Professor Marco de Baar has been appointed as the new head of fusion research at DIFFER, the Dutch Institute for Fundamental Energy Research. As member of DIFFER's management team, the plasma physicist will also be the Dutch representative to the European fusion research consortium EUROfusion. De Baar succeeds Tony Donné, who was chosen as EUROfusion's first programme leader on May 2nd.
Prof.Dr. Marco de Baar - photo Pieter Crucq
Marco de Baar (1967) is part time professor at Eindhoven University in Technology and since 2007 heads DIFFER's research group on Tokamak Physics. From 2004 to 2007, Marco de Baar headed the operations department at JET, Europe's largest fusion experiment to date, where he was responsible for successfull operation and development of the reactor.
Marco de Baar's research focuses on understanding and control of the turbulent plasma in a fusion reactor or tokamak: hot, charged and magnetised gas. De Baar describes himself as "a physicist with a strong interest in control engineering, because these two fields allow you to combine very different viewpoints; physics allows one to dril down to the very essence of a singular phenomenon while control engineering enables one to understand and optimising the entire system. To take something as complex as a tokamak plasma to optimal performance, you really need both points of view."
Diagnostic and control systems in the future fusion reactor ITER
As the Netherlands' centre for fusion research, DIFFER is the national point of contact for the European Horizon2020-programme EUROfusion, which aims to realise sustainable energy production from fusion. In the EUROfusion context, Marco de Baar will serve as 'Head of Research Unit' for the Netherlands, succeeding the newly appointed first programme manager of EUROfusion Tony Donné.
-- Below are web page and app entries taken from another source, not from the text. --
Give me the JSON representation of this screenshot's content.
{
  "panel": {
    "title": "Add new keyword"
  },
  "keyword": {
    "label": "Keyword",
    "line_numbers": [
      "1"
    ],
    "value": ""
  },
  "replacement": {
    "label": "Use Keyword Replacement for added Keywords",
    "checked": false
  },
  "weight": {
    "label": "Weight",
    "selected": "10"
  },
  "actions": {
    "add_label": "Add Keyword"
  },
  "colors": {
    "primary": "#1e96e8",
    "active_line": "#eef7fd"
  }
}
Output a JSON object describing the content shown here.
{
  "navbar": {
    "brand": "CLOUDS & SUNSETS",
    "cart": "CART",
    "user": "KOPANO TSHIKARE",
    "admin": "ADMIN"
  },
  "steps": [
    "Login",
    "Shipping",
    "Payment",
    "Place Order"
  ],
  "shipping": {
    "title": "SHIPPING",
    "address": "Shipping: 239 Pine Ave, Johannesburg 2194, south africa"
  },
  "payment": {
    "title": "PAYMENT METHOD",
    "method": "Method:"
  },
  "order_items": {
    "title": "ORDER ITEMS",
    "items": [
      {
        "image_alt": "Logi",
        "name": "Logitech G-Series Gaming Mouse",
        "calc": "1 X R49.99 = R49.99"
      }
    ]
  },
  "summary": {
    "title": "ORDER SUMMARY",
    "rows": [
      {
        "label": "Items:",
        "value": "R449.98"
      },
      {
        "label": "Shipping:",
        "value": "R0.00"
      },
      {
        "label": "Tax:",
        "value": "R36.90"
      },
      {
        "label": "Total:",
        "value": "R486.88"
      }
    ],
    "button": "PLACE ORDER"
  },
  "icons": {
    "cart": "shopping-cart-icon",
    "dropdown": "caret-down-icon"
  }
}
"Dutch scientists can make a powerful contribution to fusion research", thinks De Baar. Via close collaboration DIFFER will help the various fusion-related initiatives to join forces and increase their chances to win European research grants.